After 7,700 miles and three attempts to cross the country at warp speed, Captain Roy has experienced something like a Maher mindmeld. As in any marathon, exhaustion and fear make quitting seem smart. You can say you tried, blame the weather, and find a hotel. But breaking a record — any record — takes something more, something personal. Right now, it will take everything. There's no room left for strategy. Roy simply has to hit it hard.
The radar is crazy with bleep! and blatt!, the spreadsheets litter the cockpit like dirty floor mats, but Roy hits it anyway. He doesn't need charts anymore. He is the chart, and Excel and Google Earth and Garmin MapSource and something more, too, a guy with something to prove.
He passes a minivan in the carpool lane at 102 mph and merges onto California's I-10 headed into Los Angeles with blocks of lit towers to the right and oncoming halogens kaleidoscoping his bleary corneas. But Roy sees only the road ahead and the best path through it, the racing line that shaves fat off the hips of the curves as he apexes them at 100 mph, now 117 past Crenshaw Boulevard, La Brea Avenue at 115. The curve and acceleration is a physical sensation in the gut, and now the city is 10 miles out, now 8, and the turbos spool up and kick and Maher says, "Cop! No — taxi!" while Roy hits 117 past Cloverfield Boulevard, peels off on the exit to a light gone green, the next one green — one, two, three more — through the gate of the Santa Monica Pier, where wooden planks rattle beneath the car. The curve and acceleration is a physical sensation in the gut, and now the city is 10 miles out, now 8, and Maher says, "Cop! No — taxi!" while Roy hits 117 past Cloverfield Boulevard, peels off on the exit to a light gone green, the next one green — one, two, three more — through the gate of the Santa Monica Pier, where wooden planks rattle beneath the car.
It feels weird to slow, crazy to stop, but it's over. The car stops, but the buzzing of speed and road in their heads does not. Maher finds the door, and his legs, and jogs up under the empty lights of the big Ferris wheel. It's exactly 1:30 am. He punches their card into the time clock, flown from New York, and gives the ticket to Roy.
And this, of course, is the end of Roy's Cannonball run. There are people here — friends and family and a camera crew. The cameraman closes in and asks the questions that you ask: Your thoughts? Why did you do it? And there are jokes and platitudes about Mount Everest and the final frontier, but no real answers.
Why? Because drivers drive. Movies have endings. Records are broken. Perhaps there will be fame, blogs, even an appearance on Conan. Does all that balance against the thousand what-ifs — the nearly cracked axles and the reckless driving, drunk on exhaustion? The crimes that Roy and Maher have committed, state after state, number in the hundreds. There will be months before the statutes of limitation run out, months before this story can finally be published. Roy and Maher have plenty of time to think about what they've done and why.

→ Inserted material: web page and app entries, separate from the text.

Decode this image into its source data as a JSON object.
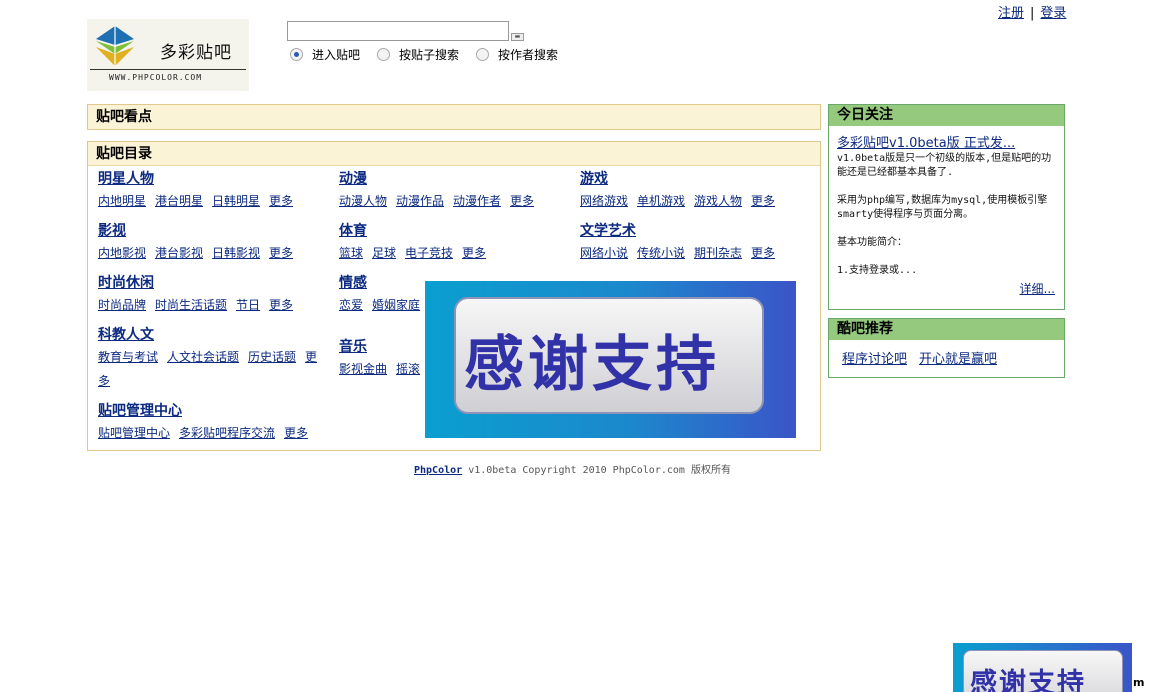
{
  "top_links": {
    "register": "注册",
    "separator": "|",
    "login": "登录"
  },
  "logo": {
    "name": "多彩贴吧",
    "url": "WWW.PHPCOLOR.COM"
  },
  "search": {
    "input_value": "",
    "button_icon": "search-button-icon",
    "options": [
      {
        "label": "进入贴吧",
        "selected": true
      },
      {
        "label": "按贴子搜索",
        "selected": false
      },
      {
        "label": "按作者搜索",
        "selected": false
      }
    ]
  },
  "kan": {
    "title": "贴吧看点"
  },
  "directory": {
    "title": "贴吧目录",
    "categories": [
      {
        "title": "明星人物",
        "subs": [
          "内地明星",
          "港台明星",
          "日韩明星",
          "更多"
        ]
      },
      {
        "title": "动漫",
        "subs": [
          "动漫人物",
          "动漫作品",
          "动漫作者",
          "更多"
        ]
      },
      {
        "title": "游戏",
        "subs": [
          "网络游戏",
          "单机游戏",
          "游戏人物",
          "更多"
        ]
      },
      {
        "title": "影视",
        "subs": [
          "内地影视",
          "港台影视",
          "日韩影视",
          "更多"
        ]
      },
      {
        "title": "体育",
        "subs": [
          "篮球",
          "足球",
          "电子竞技",
          "更多"
        ]
      },
      {
        "title": "文学艺术",
        "subs": [
          "网络小说",
          "传统小说",
          "期刊杂志",
          "更多"
        ]
      },
      {
        "title": "时尚休闲",
        "subs": [
          "时尚品牌",
          "时尚生活话题",
          "节日",
          "更多"
        ]
      },
      {
        "title": "情感",
        "subs": [
          "恋爱",
          "婚姻家庭"
        ]
      },
      {
        "title": "科教人文",
        "subs": [
          "教育与考试",
          "人文社会话题",
          "历史话题",
          "更多"
        ]
      },
      {
        "title": "音乐",
        "subs": [
          "影视金曲",
          "摇滚"
        ]
      },
      {
        "title": "贴吧管理中心",
        "subs": [
          "贴吧管理中心",
          "多彩贴吧程序交流",
          "更多"
        ]
      }
    ]
  },
  "overlay": {
    "text": "感谢支持",
    "small_suffix": "m"
  },
  "footer": {
    "brand": "PhpColor",
    "text": " v1.0beta Copyright 2010 PhpColor.com 版权所有"
  },
  "today": {
    "title": "今日关注",
    "news_title": "多彩贴吧v1.0beta版 正式发...",
    "news_body": "v1.0beta版是只一个初级的版本,但是贴吧的功能还是已经都基本具备了.\n\n采用为php编写,数据库为mysql,使用模板引擎smarty使得程序与页面分离。\n\n基本功能简介：\n\n1.支持登录或...",
    "more": "详细..."
  },
  "recommend": {
    "title": "酷吧推荐",
    "links": [
      "程序讨论吧",
      "开心就是赢吧"
    ]
  }
}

But for now, the pilot and copilot can only stand with glasses of champagne undrunk. Too tired to know if they are even happy. Or to fully comprehend that their time, 31 hours and 4 minutes coast to coast, has beaten the record by a full hour and three minutes. Or that this record will surely be beaten, again, sometime, by some other drivers, most probably for reasons they won't understand, either.
Sunday, October 23, 2016

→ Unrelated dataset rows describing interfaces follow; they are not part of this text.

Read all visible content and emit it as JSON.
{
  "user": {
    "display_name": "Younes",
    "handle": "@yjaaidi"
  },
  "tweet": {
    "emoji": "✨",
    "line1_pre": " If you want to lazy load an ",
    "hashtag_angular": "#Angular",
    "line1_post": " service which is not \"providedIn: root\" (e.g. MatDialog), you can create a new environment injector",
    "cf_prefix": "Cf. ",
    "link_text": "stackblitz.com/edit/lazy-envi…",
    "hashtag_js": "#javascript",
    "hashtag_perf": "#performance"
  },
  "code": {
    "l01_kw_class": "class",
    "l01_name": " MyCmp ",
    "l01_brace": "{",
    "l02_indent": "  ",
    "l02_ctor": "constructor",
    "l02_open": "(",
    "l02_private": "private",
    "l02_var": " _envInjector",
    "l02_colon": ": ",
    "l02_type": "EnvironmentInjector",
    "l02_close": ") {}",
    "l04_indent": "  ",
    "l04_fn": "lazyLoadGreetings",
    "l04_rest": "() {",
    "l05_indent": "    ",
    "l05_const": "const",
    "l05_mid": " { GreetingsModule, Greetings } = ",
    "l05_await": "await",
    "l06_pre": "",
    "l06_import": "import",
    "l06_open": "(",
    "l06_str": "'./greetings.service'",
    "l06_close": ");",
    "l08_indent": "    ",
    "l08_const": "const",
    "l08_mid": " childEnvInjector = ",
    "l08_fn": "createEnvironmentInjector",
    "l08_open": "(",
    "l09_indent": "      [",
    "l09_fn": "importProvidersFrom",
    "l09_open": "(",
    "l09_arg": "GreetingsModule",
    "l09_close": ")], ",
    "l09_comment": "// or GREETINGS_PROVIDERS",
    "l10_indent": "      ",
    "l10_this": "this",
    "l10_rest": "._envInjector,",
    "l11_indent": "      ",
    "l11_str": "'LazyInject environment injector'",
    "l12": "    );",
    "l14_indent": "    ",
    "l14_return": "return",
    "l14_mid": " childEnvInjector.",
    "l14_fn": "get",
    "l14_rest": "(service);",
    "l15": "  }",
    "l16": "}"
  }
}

Alex Roy's father, while on his deathbed, hints about the notorious, utterly illegal cross-country drive from Los Angeles to New York of the 1970s, which then inspired his young son to enter the mysterious world of underground road rallies. Tantalized by the legend of the Driver—the anonymous, possibly nonexistent organizer of the world's ultimate secret race—Roy set out to become a force to be reckoned with. At speeds approaching 200 mph, he sped from London to Morocco, from Budapest to Rome, from San Francisco to Miami, in his highly modified BMW M5, culminating in a new record for the infamous Los Angeles to New York run: 32:07.
Sexy, funny, and shocking, The Driver is a never-before-told insider's look at an unbelievably fast and dangerous society that has long been off-limits to ordinary mortals.